The Game of Writing is being used for the first time in a writing course WRS 102 Writing in the Disciplines. This course is the first test of the online gamified writing environment that started as a GRAND prototype research project but not the last – we expect 200 students to enroll in the fall 2014 class.
The Game of Writing, or GwRIT (account needed), is an online writing environment that can be used in a writing course to support student writing development. An interdisciplinary team at the University of Alberta have built GwRIT so that it can be a platform for representing information about a user’s writing back to them through analytics or gamification components. Our working hypothesis is that gamification and analytics can be playful ways of representing real information back to users so that they can make decisions and possibly be motivated to write differently. GwRIT combines composing tools (word processing), reviewing opportunities (commenting), research guidance (resources), models for writing (sample documents), and advice about writing (from a variety of sources) through the GwRIT interface.
But what sets GwRIT apart from other online learning systems is its focus on student writing in a social network. Innovative aspects of this course include students’ sharing their progress on the assignments with peers and the instructional staff; the ability for all students to see who is working on the same assignments; and the ability to ask for help or advice from those other students. In addition, feedback and informal assessment is available online from peers in the class; from paid peer tutors; from GTAs; and (eventually) from alumni. Commenting in GwRIT takes advantage of social networking practices by allowing students and instructors to give a “thumbs up” or “thumbs down” in response to comments. Instructors can also “pin” a comment to the top of the comments list, which appears in a window alongside the word processing window. Students learn what makes for a good comment by reviewing comments that get both a “thumbs up” from the writer of the text and also gets “pinned” by an instructor to the top of the comments list. By writing in this social network and learning from analytics derived from their writing, we have created an innovative and exciting approach to improving student writing.
GwRIT started as a prototype developed with GRAND support by investigator Geoffrey Rockwell. GwRIT was then redeveloped for use in writing courses in partnership with Roger Graves and Heather Graves of the University of Alberta’s Writing Across the Curriculum Initiative. The development was supported by the Faculty of Arts, the Centre for Teaching and Learning and University of Alberta Blended Learning Award. With the first blended course run with GwRIT we now have a platform for the innovative teaching of writing.

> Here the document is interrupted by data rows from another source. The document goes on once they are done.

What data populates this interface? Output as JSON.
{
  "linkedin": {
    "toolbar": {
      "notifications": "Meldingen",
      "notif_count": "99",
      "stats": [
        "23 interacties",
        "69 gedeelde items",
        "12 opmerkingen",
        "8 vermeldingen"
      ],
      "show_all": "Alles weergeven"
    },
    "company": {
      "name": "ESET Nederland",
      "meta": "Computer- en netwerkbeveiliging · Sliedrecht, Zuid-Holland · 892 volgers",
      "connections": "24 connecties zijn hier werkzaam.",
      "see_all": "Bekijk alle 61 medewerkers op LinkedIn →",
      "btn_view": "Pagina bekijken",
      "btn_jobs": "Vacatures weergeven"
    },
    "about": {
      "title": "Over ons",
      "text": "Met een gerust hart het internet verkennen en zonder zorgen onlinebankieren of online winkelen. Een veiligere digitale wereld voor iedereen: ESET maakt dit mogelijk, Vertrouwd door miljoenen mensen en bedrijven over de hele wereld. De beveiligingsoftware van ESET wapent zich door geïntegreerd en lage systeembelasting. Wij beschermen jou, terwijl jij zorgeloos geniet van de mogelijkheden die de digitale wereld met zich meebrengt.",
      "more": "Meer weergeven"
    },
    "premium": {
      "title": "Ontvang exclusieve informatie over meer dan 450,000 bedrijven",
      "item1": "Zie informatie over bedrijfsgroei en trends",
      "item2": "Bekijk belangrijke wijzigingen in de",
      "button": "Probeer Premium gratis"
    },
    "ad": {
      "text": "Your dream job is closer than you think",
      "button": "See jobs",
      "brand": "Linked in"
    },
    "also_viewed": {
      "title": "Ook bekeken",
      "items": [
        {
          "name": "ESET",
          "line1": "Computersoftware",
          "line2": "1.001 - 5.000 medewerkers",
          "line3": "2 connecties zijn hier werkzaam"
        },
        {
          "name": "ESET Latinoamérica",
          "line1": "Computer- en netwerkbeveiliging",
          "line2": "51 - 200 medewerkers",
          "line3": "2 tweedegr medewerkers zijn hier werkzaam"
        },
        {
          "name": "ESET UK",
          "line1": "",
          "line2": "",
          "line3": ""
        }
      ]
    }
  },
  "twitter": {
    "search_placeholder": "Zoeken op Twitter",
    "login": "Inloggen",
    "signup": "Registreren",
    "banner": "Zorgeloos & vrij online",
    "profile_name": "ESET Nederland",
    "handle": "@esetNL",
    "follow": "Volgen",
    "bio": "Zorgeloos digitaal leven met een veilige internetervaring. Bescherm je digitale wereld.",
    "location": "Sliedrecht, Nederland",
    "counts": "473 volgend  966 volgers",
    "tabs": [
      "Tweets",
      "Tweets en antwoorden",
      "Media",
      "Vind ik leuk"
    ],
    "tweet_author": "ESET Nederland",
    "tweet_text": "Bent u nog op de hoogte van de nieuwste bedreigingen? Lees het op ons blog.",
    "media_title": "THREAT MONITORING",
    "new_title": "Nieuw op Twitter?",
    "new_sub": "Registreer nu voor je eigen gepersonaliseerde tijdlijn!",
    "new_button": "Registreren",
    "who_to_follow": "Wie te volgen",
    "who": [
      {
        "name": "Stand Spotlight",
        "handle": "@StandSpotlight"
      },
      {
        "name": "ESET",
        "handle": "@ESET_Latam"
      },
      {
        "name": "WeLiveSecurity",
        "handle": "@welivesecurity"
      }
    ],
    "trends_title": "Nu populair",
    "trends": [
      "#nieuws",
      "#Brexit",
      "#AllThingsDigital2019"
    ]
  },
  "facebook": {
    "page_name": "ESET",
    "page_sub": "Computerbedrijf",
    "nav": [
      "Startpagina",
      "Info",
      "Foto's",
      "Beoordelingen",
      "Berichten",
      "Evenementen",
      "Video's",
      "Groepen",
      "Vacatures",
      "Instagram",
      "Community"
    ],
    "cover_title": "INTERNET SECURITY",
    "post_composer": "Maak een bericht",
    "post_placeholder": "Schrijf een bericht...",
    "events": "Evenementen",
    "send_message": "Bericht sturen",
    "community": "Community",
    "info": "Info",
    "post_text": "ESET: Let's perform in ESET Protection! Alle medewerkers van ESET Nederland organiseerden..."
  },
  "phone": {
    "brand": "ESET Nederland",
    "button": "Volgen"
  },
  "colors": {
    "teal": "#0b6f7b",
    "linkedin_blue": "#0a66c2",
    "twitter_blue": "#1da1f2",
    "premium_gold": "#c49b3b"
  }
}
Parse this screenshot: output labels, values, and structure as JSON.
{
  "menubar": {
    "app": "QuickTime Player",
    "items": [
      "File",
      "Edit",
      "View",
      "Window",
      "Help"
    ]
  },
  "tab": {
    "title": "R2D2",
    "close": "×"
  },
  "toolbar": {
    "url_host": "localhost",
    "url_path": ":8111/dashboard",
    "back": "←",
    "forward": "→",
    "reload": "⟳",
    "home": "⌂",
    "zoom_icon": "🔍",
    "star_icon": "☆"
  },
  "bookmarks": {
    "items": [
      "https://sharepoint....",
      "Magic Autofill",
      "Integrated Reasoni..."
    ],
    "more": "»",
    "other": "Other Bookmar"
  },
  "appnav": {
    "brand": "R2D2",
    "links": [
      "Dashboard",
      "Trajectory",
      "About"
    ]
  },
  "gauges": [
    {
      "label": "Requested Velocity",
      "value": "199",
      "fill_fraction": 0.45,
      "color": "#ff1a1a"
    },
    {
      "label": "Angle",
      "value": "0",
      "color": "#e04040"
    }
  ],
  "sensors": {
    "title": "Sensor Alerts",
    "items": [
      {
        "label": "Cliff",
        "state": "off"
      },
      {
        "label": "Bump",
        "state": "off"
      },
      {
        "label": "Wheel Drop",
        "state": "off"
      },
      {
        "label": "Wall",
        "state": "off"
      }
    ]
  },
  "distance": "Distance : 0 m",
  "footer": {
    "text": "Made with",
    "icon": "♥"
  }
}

A short paper on Gamification, Research and Writing was presented at “Building partnerships to transform scholarly publishing”, Whistler, BC, February, 2014.